Harrison said she had one but shut it down.
Dickinson's page caused controversy last year after she briefly deleted comments critical of Berryville's new McDonald's restaurant that town resident Brian McClemens posted to it. She also briefly banned McClemens from the page.
At McClemens' request, Dickinson apologized during Tuesday night's meeting for taking those actions, which led to a lawsuit dismissed in Clarke County General District Court.
Under a policy adopted by the council last year, elected and appointed officials may maintain social media sites on which they mention their roles with the town and discuss town business. Posts to the sites must be archived based on provisions of the Virginia Freedom of Information Act. Dalton said the town has a contract with a firm providing that service.
Posts by council members "should remain professional in nature and content," the policy states. The sites should not be used to conduct private business activities or commercial transactions, it adds.
Despite the sites being for the purpose of relaying information on town matters, the policy suggests council members use a disclaimer such as, "The postings on this site are my own and do not represent the opinions or positions of the Berryville Town Council or Town of Berryville."
Harrison proposed that council members not be allowed to have government-related Facebook pages. The ban would not apply to personal pages used to communicate with family members or friends.
Rodriguez disagreed with Harrison's idea.
"Many elected officials have their own Facebook pages," Rodriguez said.
Facebook has become "such a powerful tool" for modern interpersonal communication, she continued. She added that she has found her page valuable in getting residents' input on how to handle issues, such as the thousands of starlings that recently invaded Berryville.
"There's a right way and a wrong way" to post information online, said Councilwoman Donna Marie McDonald. For instance, postings should not insult specific people or defame their character, she said.
Harrison suggested instead for Berryville to continue posting relevant information on Clarke County's Facebook page.
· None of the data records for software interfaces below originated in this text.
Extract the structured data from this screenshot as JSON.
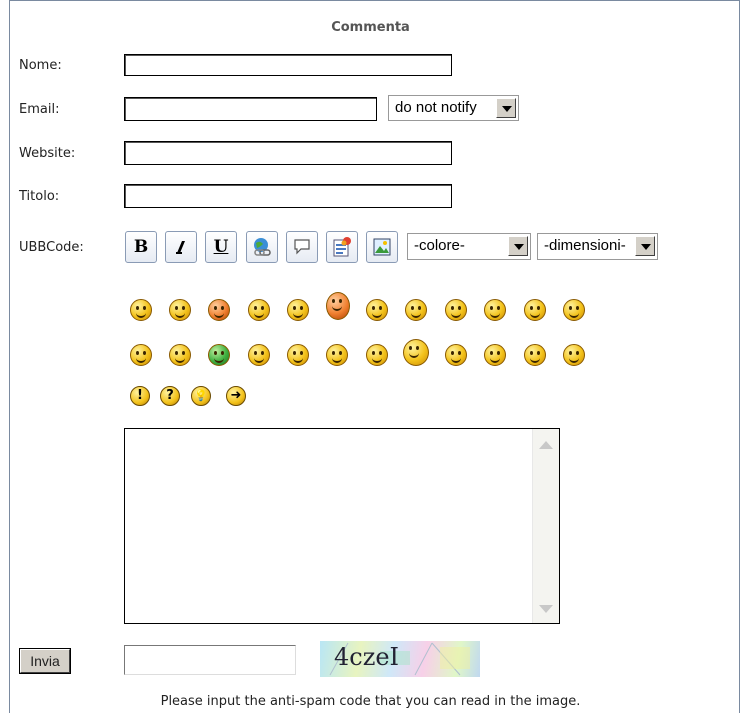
{
  "form": {
    "title": "Commenta",
    "fields": {
      "nome_label": "Nome:",
      "email_label": "Email:",
      "website_label": "Website:",
      "titolo_label": "Titolo:",
      "ubbcode_label": "UBBCode:"
    },
    "notify_select": {
      "selected": "do not notify"
    },
    "color_select": {
      "selected": "-colore-"
    },
    "size_select": {
      "selected": "-dimensioni-"
    },
    "ubb_buttons": [
      {
        "label": "B",
        "icon": "bold-icon"
      },
      {
        "label": "I",
        "icon": "italic-icon"
      },
      {
        "label": "U",
        "icon": "underline-icon"
      },
      {
        "label": "",
        "icon": "link-icon"
      },
      {
        "label": "",
        "icon": "quote-icon"
      },
      {
        "label": "",
        "icon": "code-icon"
      },
      {
        "label": "",
        "icon": "image-icon"
      }
    ],
    "symbols": [
      "!",
      "?",
      "💡",
      "➜"
    ],
    "submit_label": "Invia",
    "captcha_text": "4czeI",
    "antispam_note": "Please input the anti-spam code that you can read in the image."
  }
}
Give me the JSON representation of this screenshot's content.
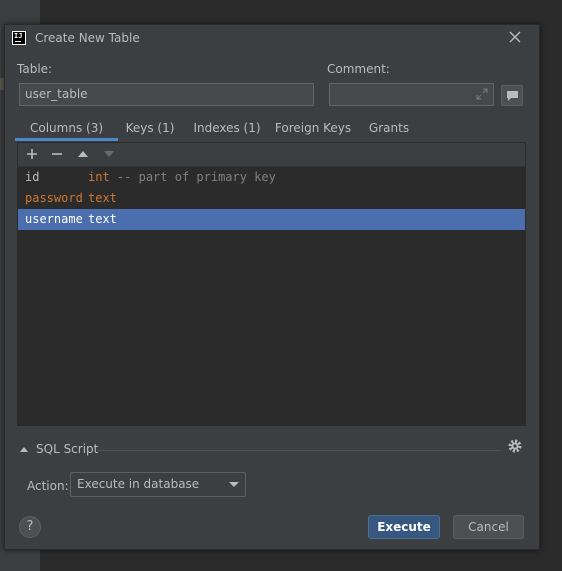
{
  "window": {
    "title": "Create New Table",
    "icon": "intellij-app-icon"
  },
  "form": {
    "table_label": "Table:",
    "table_value": "user_table",
    "comment_label": "Comment:",
    "comment_value": ""
  },
  "tabs": [
    {
      "label": "Columns (3)",
      "active": true
    },
    {
      "label": "Keys (1)",
      "active": false
    },
    {
      "label": "Indexes (1)",
      "active": false
    },
    {
      "label": "Foreign Keys",
      "active": false
    },
    {
      "label": "Grants",
      "active": false
    }
  ],
  "toolbar": {
    "icons": [
      "add-icon",
      "remove-icon",
      "move-up-icon",
      "move-down-icon"
    ]
  },
  "columns": [
    {
      "name": "id",
      "type": "int",
      "note": "-- part of primary key",
      "selected": false
    },
    {
      "name": "password",
      "type": "text",
      "note": "",
      "selected": false
    },
    {
      "name": "username",
      "type": "text",
      "note": "",
      "selected": true
    }
  ],
  "sql_section": {
    "label": "SQL Script",
    "expanded": false
  },
  "action": {
    "label": "Action:",
    "selected": "Execute in database"
  },
  "buttons": {
    "execute": "Execute",
    "cancel": "Cancel",
    "help": "?"
  },
  "colors": {
    "accent": "#4a88c7",
    "selection": "#4b6eaf",
    "keyword": "#cc7832",
    "primary_button": "#365880"
  }
}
In her opinion, she said, "we don't have enough content for our own page at this point."
Dalton said he not only will examine the social media policy to determine whether any changes are needed, but also he will get the town's part-time attorney to scrutinize it.
"An amended policy vetted by the attorney" may be presented to the council for consideration at some point, he said.